Each entry needs to be reproduced verbatim.
==============================
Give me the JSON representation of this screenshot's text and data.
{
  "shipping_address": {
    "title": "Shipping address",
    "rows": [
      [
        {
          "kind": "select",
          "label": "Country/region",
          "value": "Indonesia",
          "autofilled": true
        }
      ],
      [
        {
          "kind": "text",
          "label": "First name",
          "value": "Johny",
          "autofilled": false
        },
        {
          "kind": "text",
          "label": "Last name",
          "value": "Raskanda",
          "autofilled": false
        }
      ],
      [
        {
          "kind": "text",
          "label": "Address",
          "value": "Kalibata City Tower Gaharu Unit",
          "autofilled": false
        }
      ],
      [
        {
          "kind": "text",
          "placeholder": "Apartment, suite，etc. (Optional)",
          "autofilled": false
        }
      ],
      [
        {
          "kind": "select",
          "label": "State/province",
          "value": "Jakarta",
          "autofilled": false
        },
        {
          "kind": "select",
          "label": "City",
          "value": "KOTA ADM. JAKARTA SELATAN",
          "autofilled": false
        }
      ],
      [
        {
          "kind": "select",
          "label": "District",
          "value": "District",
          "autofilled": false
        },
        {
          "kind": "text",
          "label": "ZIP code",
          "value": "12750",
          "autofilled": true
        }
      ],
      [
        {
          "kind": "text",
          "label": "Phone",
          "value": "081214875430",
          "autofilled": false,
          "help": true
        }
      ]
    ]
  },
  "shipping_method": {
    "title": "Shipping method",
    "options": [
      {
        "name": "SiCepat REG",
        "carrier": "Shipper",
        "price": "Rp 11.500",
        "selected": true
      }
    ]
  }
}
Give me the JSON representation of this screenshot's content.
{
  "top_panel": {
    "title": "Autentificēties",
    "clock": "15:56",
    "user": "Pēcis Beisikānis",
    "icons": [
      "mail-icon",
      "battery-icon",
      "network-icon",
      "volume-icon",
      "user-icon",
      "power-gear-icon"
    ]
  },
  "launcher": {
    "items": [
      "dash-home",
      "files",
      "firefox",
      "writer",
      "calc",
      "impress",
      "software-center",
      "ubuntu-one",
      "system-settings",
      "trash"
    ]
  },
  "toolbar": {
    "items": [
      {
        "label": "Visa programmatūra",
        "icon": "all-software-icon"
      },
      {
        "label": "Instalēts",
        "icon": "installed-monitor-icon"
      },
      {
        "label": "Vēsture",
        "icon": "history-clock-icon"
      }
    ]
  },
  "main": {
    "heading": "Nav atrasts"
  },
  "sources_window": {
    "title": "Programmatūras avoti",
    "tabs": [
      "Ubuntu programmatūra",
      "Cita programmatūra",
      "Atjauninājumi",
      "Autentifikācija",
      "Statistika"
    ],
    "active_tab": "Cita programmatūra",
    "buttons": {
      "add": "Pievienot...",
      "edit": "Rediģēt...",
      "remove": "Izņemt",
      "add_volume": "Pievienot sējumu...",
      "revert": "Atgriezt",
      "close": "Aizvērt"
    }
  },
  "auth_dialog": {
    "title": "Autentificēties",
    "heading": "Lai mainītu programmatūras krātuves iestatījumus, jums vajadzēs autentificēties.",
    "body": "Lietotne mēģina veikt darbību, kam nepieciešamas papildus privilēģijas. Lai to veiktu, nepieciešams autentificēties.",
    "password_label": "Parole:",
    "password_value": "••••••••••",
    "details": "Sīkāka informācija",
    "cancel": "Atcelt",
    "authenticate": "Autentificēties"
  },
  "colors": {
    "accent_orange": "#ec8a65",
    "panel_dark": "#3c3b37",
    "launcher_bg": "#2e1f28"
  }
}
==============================
## Exercise response
Give me the JSON representation of this screenshot's text and data.
{
  "shipping_address": {
    "title": "Shipping address",
    "rows": [
      [
        {
          "kind": "select",
          "label": "Country/region",
          "value": "Indonesia",
          "autofilled": true
        }
      ],
      [
        {
          "kind": "text",
          "label": "First name",
          "value": "Johny",
          "autofilled": false
        },
        {
          "kind": "text",
          "label": "Last name",
          "value": "Raskanda",
          "autofilled": false
        }
      ],
      [
        {
          "kind": "text",
          "label": "Address",
          "value": "Kalibata City Tower Gaharu Unit",
          "autofilled": false
        }
      ],
      [
        {
          "kind": "text",
          "placeholder": "Apartment, suite，etc. (Optional)",
          "autofilled": false
        }
      ],
      [
        {
          "kind": "select",
          "label": "State/province",
          "value": "Jakarta",
          "autofilled": false
        },
        {
          "kind": "select",
          "label": "City",
          "value": "KOTA ADM. JAKARTA SELATAN",
          "autofilled": false
        }
      ],
      [
        {
          "kind": "select",
          "label": "District",
          "value": "District",
          "autofilled": false
        },
        {
          "kind": "text",
          "label": "ZIP code",
          "value": "12750",
          "autofilled": true
        }
      ],
      [
        {
          "kind": "text",
          "label": "Phone",
          "value": "081214875430",
          "autofilled": false,
          "help": true
        }
      ]
    ]
  },
  "shipping_method": {
    "title": "Shipping method",
    "options": [
      {
        "name": "SiCepat REG",
        "carrier": "Shipper",
        "price": "Rp 11.500",
        "selected": true
      }
    ]
  }
}
Give me the JSON representation of this screenshot's content.
{
  "top_panel": {
    "title": "Autentificēties",
    "clock": "15:56",
    "user": "Pēcis Beisikānis",
    "icons": [
      "mail-icon",
      "battery-icon",
      "network-icon",
      "volume-icon",
      "user-icon",
      "power-gear-icon"
    ]
  },
  "launcher": {
    "items": [
      "dash-home",
      "files",
      "firefox",
      "writer",
      "calc",
      "impress",
      "software-center",
      "ubuntu-one",
      "system-settings",
      "trash"
    ]
  },
  "toolbar": {
    "items": [
      {
        "label": "Visa programmatūra",
        "icon": "all-software-icon"
      },
      {
        "label": "Instalēts",
        "icon": "installed-monitor-icon"
      },
      {
        "label": "Vēsture",
        "icon": "history-clock-icon"
      }
    ]
  },
  "main": {
    "heading": "Nav atrasts"
  },
  "sources_window": {
    "title": "Programmatūras avoti",
    "tabs": [
      "Ubuntu programmatūra",
      "Cita programmatūra",
      "Atjauninājumi",
      "Autentifikācija",
      "Statistika"
    ],
    "active_tab": "Cita programmatūra",
    "buttons": {
      "add": "Pievienot...",
      "edit": "Rediģēt...",
      "remove": "Izņemt",
      "add_volume": "Pievienot sējumu...",
      "revert": "Atgriezt",
      "close": "Aizvērt"
    }
  },
  "auth_dialog": {
    "title": "Autentificēties",
    "heading": "Lai mainītu programmatūras krātuves iestatījumus, jums vajadzēs autentificēties.",
    "body": "Lietotne mēģina veikt darbību, kam nepieciešamas papildus privilēģijas. Lai to veiktu, nepieciešams autentificēties.",
    "password_label": "Parole:",
    "password_value": "••••••••••",
    "details": "Sīkāka informācija",
    "cancel": "Atcelt",
    "authenticate": "Autentificēties"
  },
  "colors": {
    "accent_orange": "#ec8a65",
    "panel_dark": "#3c3b37",
    "launcher_bg": "#2e1f28"
  }
}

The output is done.